AW is filing a 70-page document, which will include legal and scientific arguments, equitability and ethical arguments, on April 29 to the chief of the Forest Service in Washington, D.C. The Forest Service has 160 days to review the document and issue a recommendation to the original forester to either re-do the decision or let it stand.

Colburn said AW is very confident that the ban will be lifted. "One, the entire Forest Service 'analysis' of the issue is unreferenced, undocumented and it's only opinions. They have no data. Second, we're certain they broke multiple laws in making the decision, including violating the Wilderness Act. Thirdly, it's just discriminatory. Look at the inequalities of it: why should one group of American citizens have total access to a river while another is banned? There's no reason."

Colburn said that if the ban isn't repealed, AW will take the case to court.


Access Fund continues fight to allow climbing at Cave Rock

After a federal judge upheld the U.S. Forest Service's ban on climbing at Cave Rock, a multi-use recreational area in Nevada, the Access Fund board of directors voted to appeal the ruling. The Access Fund said it believes the climbing ban violates the First Amendment of the U.S. more

Paddlers File Suit Against US Forest Service

GAINESVILLE, GEORGIA - American Whitewater, the nation's leading non-profit whitewater river conservation organization, filed suit today to restore the public's ability to paddle the headwaters region of the 52-mile Wild and Scenic Chattooga River. The American Canoe Association, more

Paddlers Secure Chattooga Conservation, Paddling Remains Limited

Late last week, the US Forest Service released a Draft Environmental Assessment that proposes to continue denying the American public the simple right to float in canoes and kayaks down the Wild and Scenic Upper Chattooga River for most or all of the year depending on the section more

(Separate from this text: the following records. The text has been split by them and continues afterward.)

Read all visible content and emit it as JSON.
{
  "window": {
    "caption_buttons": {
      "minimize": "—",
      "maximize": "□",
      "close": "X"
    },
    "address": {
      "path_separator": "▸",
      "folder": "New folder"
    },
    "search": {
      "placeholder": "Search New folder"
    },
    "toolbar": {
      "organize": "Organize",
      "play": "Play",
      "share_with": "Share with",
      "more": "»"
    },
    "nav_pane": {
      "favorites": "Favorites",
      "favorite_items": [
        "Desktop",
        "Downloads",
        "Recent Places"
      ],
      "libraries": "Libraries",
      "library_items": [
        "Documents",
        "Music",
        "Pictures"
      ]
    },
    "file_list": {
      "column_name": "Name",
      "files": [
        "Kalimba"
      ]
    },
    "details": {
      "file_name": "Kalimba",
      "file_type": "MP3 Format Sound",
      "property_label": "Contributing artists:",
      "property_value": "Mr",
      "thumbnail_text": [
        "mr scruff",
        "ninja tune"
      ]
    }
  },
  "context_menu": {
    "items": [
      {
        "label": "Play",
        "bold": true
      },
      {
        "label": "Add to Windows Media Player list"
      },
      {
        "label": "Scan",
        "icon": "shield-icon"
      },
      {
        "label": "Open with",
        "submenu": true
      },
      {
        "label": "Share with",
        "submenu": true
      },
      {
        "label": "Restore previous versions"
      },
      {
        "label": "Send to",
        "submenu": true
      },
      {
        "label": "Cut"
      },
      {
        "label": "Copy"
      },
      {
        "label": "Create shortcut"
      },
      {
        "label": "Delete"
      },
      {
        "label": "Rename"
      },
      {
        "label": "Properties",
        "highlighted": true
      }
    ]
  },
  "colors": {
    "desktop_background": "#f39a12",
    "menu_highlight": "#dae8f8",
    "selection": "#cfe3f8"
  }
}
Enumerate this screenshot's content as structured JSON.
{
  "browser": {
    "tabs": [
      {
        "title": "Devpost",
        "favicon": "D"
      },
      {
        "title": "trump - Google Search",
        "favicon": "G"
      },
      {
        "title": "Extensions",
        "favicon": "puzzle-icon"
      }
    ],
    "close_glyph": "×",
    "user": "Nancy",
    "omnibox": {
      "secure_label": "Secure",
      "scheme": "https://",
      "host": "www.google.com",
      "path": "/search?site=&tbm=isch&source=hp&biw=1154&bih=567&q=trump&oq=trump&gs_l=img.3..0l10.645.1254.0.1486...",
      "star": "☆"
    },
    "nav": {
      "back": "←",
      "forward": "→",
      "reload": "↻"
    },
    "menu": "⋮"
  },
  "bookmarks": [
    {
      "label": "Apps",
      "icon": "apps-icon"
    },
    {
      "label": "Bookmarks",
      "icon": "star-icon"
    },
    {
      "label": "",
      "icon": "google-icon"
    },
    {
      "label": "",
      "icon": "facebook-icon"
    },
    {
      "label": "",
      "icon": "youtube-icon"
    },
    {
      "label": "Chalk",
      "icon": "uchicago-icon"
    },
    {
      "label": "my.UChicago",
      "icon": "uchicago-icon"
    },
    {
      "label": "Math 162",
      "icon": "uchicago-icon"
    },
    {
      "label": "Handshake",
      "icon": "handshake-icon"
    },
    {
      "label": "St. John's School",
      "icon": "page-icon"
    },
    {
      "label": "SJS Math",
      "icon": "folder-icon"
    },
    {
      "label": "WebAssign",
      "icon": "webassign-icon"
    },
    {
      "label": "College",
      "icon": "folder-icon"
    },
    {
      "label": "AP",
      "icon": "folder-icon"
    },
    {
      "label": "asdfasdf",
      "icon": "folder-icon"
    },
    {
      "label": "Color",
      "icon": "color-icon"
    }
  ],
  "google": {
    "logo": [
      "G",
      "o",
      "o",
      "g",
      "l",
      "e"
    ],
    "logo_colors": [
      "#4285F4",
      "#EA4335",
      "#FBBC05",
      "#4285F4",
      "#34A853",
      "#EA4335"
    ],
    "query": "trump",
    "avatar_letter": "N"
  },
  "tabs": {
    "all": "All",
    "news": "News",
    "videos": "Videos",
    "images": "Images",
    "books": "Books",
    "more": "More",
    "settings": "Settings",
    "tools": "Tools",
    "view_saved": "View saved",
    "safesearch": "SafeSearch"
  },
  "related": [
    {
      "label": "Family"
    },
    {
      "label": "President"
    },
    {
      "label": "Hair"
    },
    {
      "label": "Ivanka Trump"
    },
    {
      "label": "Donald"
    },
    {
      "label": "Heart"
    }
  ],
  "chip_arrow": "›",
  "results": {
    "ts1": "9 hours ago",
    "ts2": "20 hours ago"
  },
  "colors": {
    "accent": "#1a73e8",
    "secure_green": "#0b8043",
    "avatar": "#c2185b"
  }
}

Lowepro Photo Sport 200 AW

When we hit the trail for a day hike, we try to pack as lightweight as possible – some rain gear, a small lunch, first aid and a water reservoir. And … then there’s the eight-pound DSLR camera and zoom lens to capture all the beautiful scenery. Whoops, not so light. We're left more

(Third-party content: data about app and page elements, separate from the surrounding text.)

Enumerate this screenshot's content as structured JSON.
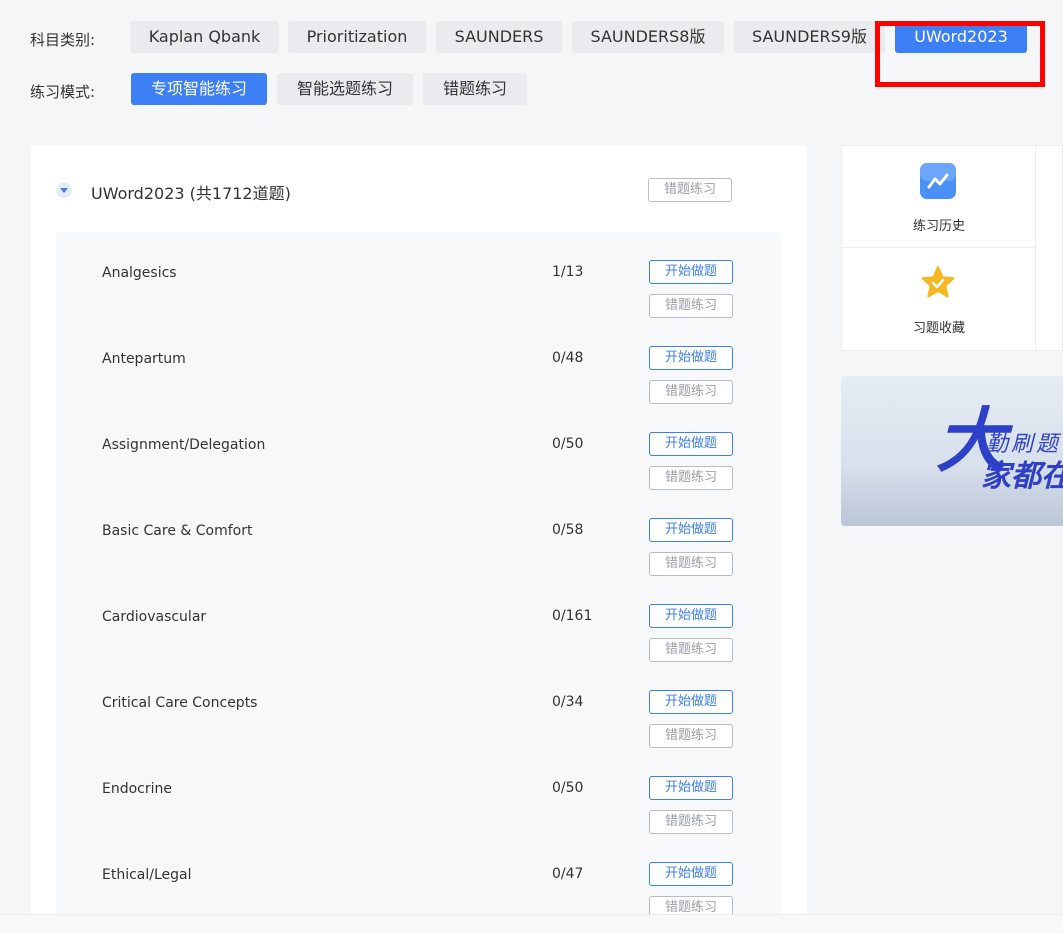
{
  "filters": {
    "category_label": "科目类别:",
    "categories": [
      {
        "label": "Kaplan Qbank",
        "active": false
      },
      {
        "label": "Prioritization",
        "active": false
      },
      {
        "label": "SAUNDERS",
        "active": false
      },
      {
        "label": "SAUNDERS8版",
        "active": false
      },
      {
        "label": "SAUNDERS9版",
        "active": false
      },
      {
        "label": "UWord2023",
        "active": true
      }
    ],
    "mode_label": "练习模式:",
    "modes": [
      {
        "label": "专项智能练习",
        "active": true
      },
      {
        "label": "智能选题练习",
        "active": false
      },
      {
        "label": "错题练习",
        "active": false
      }
    ]
  },
  "bank": {
    "title": "UWord2023 (共1712道题)",
    "wrong_practice_label": "错题练习"
  },
  "topic_actions": {
    "start": "开始做题",
    "wrong": "错题练习"
  },
  "topics": [
    {
      "name": "Analgesics",
      "count": "1/13"
    },
    {
      "name": "Antepartum",
      "count": "0/48"
    },
    {
      "name": "Assignment/Delegation",
      "count": "0/50"
    },
    {
      "name": "Basic Care & Comfort",
      "count": "0/58"
    },
    {
      "name": "Cardiovascular",
      "count": "0/161"
    },
    {
      "name": "Critical Care Concepts",
      "count": "0/34"
    },
    {
      "name": "Endocrine",
      "count": "0/50"
    },
    {
      "name": "Ethical/Legal",
      "count": "0/47"
    }
  ],
  "side": {
    "history_label": "练习历史",
    "favorites_label": "习题收藏"
  },
  "banner": {
    "big_char": "大",
    "line1": "勤刷题",
    "line2": "家都在"
  },
  "colors": {
    "accent": "#3d7ff5",
    "highlight": "#ff0000",
    "star": "#f5b820"
  }
}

Did you hear?... AW and Teva partner on a series of 13 top whitewater events

American Whitewater and Teva are partnering on a series of 13 top whitewater events, all culminating with the first ever national championships -- one that is also sanctioned by the U.S. Freestyle Kayak Association. The series includes a completely restructured competition more

Team completes first legal upper Chattooga descent

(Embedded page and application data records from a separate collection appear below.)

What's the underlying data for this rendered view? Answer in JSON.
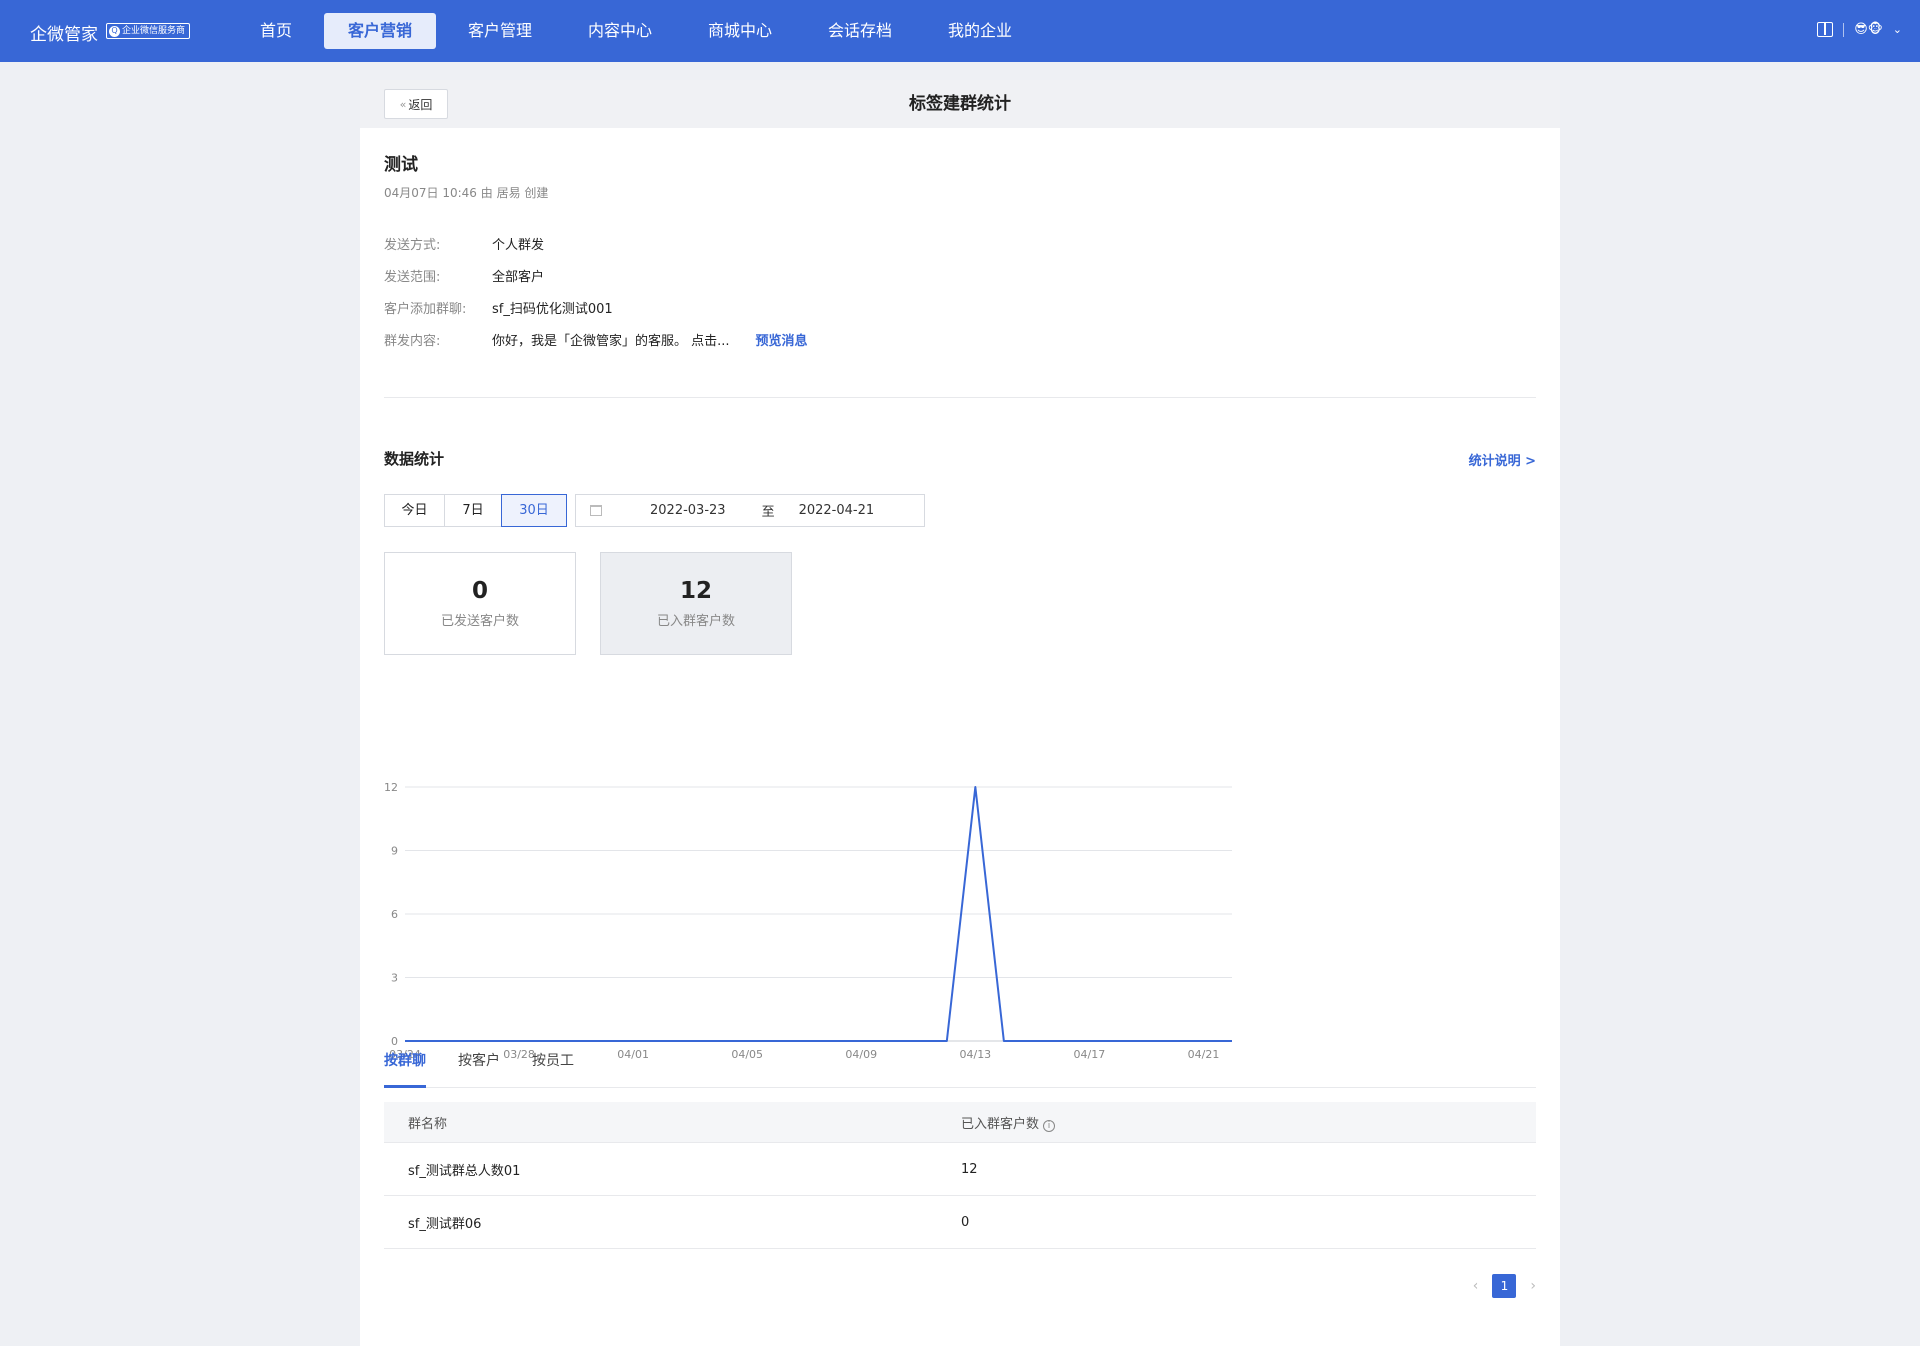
{
  "nav": {
    "brand": "企微管家",
    "badge": "企业微信服务商",
    "items": [
      "首页",
      "客户营销",
      "客户管理",
      "内容中心",
      "商城中心",
      "会话存档",
      "我的企业"
    ],
    "active_index": 1,
    "avatar": "😎🐵"
  },
  "header": {
    "back_label": "返回",
    "title": "标签建群统计"
  },
  "task": {
    "name": "测试",
    "meta": "04月07日 10:46 由 居易 创建",
    "fields": [
      {
        "key": "发送方式:",
        "value": "个人群发"
      },
      {
        "key": "发送范围:",
        "value": "全部客户"
      },
      {
        "key": "客户添加群聊:",
        "value": "sf_扫码优化测试001"
      },
      {
        "key": "群发内容:",
        "value": "你好，我是「企微管家」的客服。 点击..."
      }
    ],
    "preview_label": "预览消息"
  },
  "stats": {
    "title": "数据统计",
    "explain_label": "统计说明 >",
    "ranges": [
      "今日",
      "7日",
      "30日"
    ],
    "active_range": 2,
    "date_start": "2022-03-23",
    "date_sep": "至",
    "date_end": "2022-04-21",
    "cards": [
      {
        "value": "0",
        "label": "已发送客户数"
      },
      {
        "value": "12",
        "label": "已入群客户数"
      }
    ]
  },
  "chart_data": {
    "type": "line",
    "x": [
      "03/24",
      "03/25",
      "03/26",
      "03/27",
      "03/28",
      "03/29",
      "03/30",
      "03/31",
      "04/01",
      "04/02",
      "04/03",
      "04/04",
      "04/05",
      "04/06",
      "04/07",
      "04/08",
      "04/09",
      "04/10",
      "04/11",
      "04/12",
      "04/13",
      "04/14",
      "04/15",
      "04/16",
      "04/17",
      "04/18",
      "04/19",
      "04/20",
      "04/21",
      "04/22"
    ],
    "x_ticks": [
      "03/24",
      "03/28",
      "04/01",
      "04/05",
      "04/09",
      "04/13",
      "04/17",
      "04/21"
    ],
    "series": [
      {
        "values": [
          0,
          0,
          0,
          0,
          0,
          0,
          0,
          0,
          0,
          0,
          0,
          0,
          0,
          0,
          0,
          0,
          0,
          0,
          0,
          0,
          12,
          0,
          0,
          0,
          0,
          0,
          0,
          0,
          0,
          0
        ]
      }
    ],
    "y_ticks": [
      0,
      3,
      6,
      9,
      12
    ],
    "ylim": [
      0,
      12
    ],
    "grid": true,
    "color": "#3867d6"
  },
  "tabs": [
    "按群聊",
    "按客户",
    "按员工"
  ],
  "active_tab": 0,
  "table": {
    "headers": [
      "群名称",
      "已入群客户数"
    ],
    "rows": [
      [
        "sf_测试群总人数01",
        "12"
      ],
      [
        "sf_测试群06",
        "0"
      ]
    ]
  },
  "pager": {
    "current": "1"
  }
}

January 5th and 6th of 2007 marked the first legal descent of the upper Wild and Scenic Chattooga River in over 30 years. A team of kayakers and canoeists took two days to explore the river, traversing countless rapids and small waterfalls as they traveled through a remote and more

Did you hear?... Nantahala Outdoor Center is AW's first Gold Level Corporate Sponsor

Nantahala Outdoor Center (NOC) of Bryson City, North Carolina, has become American Whitewater's first Gold Level Corporate Sponsor, contributing $10,000 in 2002 to "save, restore and protect access to whitewater rivers in the United States." For more information on participating more

Did you hear?... Werner Paddles announces $10,000 donation to American Whitewater

Werner Paddles has announced that it will make a donation of $10,000 to American Whitewater, supporting both specific efforts to secure access on the Skykomish River in Washington State, and to grow American Whitewater's access efforts nationwide. "This is an exciting shift in more

Outdoor Retailer Summer Market '08: Kayaks, canoes, apparel, PFDs, paddles and more

It really is amazing how fishing remains the big story in the paddlesports market. But the effort to target anglers reflects a broader trend -- all sorts of outdoor companies are seeking a broader audience. In the past, if a person didn't participate in one of a few core more